## Try it:
Which of the lines below contain the string "content"? Pull each one out of the data.

======

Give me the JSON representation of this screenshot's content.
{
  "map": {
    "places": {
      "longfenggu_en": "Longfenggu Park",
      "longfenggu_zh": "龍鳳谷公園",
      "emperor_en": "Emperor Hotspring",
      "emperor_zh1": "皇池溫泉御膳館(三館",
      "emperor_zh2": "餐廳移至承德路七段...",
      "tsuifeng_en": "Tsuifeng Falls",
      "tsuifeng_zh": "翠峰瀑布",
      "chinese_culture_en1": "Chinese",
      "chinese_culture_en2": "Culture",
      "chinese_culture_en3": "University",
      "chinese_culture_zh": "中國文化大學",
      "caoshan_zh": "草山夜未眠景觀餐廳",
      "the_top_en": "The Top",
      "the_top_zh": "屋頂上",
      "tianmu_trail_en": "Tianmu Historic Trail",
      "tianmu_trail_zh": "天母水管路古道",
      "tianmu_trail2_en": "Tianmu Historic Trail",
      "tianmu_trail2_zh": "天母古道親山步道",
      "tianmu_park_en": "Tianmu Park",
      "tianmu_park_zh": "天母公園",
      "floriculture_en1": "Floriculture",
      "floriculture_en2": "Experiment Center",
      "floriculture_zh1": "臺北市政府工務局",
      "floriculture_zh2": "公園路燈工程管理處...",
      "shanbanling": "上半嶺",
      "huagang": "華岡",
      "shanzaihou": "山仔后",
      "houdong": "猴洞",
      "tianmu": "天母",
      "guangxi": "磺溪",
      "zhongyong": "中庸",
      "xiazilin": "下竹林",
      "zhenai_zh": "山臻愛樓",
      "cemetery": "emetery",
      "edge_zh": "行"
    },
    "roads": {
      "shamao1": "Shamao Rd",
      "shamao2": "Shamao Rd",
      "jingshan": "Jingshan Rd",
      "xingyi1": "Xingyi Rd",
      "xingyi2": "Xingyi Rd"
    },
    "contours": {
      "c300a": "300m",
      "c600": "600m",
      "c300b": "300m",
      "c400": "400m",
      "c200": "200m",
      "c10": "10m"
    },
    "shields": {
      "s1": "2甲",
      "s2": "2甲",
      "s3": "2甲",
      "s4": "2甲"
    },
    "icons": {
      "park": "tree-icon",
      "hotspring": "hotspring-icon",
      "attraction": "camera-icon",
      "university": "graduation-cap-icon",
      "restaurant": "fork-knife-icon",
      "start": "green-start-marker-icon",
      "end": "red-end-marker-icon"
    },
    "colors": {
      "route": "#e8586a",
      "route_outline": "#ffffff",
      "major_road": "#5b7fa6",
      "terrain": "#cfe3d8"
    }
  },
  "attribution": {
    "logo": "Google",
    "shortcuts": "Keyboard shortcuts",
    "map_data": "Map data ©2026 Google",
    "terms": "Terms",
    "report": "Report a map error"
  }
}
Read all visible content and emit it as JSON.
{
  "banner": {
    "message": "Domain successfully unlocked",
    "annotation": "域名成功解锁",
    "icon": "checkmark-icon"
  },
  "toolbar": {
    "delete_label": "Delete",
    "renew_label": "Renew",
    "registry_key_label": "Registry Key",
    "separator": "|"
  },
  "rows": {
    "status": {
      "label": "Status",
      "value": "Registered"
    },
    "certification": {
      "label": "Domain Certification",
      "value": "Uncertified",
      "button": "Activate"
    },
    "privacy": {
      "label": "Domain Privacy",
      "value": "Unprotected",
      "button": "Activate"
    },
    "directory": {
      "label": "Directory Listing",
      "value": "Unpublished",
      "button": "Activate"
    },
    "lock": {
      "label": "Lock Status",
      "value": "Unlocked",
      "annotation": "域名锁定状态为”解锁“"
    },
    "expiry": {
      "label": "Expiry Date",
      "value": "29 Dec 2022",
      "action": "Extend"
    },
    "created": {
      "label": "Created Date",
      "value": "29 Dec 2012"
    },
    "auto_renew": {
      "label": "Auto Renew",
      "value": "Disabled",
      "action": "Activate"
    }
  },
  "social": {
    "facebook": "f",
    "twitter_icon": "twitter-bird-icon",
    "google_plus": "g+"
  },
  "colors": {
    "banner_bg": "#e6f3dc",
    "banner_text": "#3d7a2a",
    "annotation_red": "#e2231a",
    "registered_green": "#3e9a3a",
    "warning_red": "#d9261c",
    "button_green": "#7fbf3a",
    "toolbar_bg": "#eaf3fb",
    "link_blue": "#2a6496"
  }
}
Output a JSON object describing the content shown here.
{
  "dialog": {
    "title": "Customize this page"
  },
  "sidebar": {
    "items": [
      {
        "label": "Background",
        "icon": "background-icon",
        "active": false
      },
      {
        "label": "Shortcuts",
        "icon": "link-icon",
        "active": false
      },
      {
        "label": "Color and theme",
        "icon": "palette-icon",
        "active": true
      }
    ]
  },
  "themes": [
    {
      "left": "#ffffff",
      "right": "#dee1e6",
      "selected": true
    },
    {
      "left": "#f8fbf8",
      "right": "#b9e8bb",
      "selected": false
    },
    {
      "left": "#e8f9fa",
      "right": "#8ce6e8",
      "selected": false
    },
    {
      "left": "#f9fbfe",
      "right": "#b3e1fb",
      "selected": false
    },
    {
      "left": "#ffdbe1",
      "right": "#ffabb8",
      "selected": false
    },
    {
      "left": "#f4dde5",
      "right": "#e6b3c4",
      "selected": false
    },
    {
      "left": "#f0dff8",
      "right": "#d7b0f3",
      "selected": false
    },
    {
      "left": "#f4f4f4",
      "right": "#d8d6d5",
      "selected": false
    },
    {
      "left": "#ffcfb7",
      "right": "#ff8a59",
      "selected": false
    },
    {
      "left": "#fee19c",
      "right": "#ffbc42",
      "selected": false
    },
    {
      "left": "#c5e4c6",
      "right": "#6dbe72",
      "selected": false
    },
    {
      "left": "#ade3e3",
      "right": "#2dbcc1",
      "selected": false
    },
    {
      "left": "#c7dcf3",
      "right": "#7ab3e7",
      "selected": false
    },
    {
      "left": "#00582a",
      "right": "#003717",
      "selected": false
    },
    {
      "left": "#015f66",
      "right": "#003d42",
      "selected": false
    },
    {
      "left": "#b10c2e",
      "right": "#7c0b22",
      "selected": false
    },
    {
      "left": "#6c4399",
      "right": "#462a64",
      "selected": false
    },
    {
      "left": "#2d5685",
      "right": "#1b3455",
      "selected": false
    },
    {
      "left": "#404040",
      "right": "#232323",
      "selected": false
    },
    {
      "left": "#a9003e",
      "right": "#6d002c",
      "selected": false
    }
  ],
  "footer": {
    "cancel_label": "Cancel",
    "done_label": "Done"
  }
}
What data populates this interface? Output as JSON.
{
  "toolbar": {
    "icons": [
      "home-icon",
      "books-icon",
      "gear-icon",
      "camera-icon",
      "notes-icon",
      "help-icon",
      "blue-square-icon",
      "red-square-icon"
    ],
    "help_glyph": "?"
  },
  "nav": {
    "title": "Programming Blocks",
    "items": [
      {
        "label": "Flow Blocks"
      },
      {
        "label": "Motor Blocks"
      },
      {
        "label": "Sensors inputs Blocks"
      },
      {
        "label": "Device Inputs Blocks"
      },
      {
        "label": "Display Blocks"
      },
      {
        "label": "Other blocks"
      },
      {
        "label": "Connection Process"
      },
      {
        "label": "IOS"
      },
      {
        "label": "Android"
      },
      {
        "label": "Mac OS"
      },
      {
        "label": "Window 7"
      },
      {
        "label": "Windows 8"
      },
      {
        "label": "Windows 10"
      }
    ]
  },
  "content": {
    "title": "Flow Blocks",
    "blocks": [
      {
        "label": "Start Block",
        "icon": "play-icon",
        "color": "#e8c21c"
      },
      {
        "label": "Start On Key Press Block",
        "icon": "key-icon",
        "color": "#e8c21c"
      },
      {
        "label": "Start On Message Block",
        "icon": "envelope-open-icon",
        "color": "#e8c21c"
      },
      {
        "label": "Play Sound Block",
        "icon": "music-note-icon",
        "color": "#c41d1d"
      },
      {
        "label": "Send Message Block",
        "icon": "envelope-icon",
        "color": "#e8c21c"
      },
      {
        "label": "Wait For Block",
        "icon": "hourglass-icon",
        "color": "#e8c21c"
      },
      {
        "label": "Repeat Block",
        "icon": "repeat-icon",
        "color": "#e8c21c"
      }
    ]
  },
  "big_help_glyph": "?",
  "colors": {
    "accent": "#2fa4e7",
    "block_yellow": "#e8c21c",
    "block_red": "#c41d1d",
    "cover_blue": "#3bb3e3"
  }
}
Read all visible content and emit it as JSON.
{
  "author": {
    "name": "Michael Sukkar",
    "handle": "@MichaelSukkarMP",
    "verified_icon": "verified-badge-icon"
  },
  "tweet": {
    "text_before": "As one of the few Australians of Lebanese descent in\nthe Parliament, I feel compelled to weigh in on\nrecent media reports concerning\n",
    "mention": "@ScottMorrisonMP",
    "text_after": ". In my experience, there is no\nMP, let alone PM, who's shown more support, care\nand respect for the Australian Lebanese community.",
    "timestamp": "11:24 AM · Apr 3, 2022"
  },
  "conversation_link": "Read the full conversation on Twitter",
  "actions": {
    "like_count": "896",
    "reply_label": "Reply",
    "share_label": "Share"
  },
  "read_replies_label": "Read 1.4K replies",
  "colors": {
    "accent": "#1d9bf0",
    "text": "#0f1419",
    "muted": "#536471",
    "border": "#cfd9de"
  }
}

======

## Exercise response:
Give me the JSON representation of this screenshot's content.
Read all visible content and emit it as JSON.
Output a JSON object describing the content shown here.
  "content": {
Read all visible content and emit it as JSON.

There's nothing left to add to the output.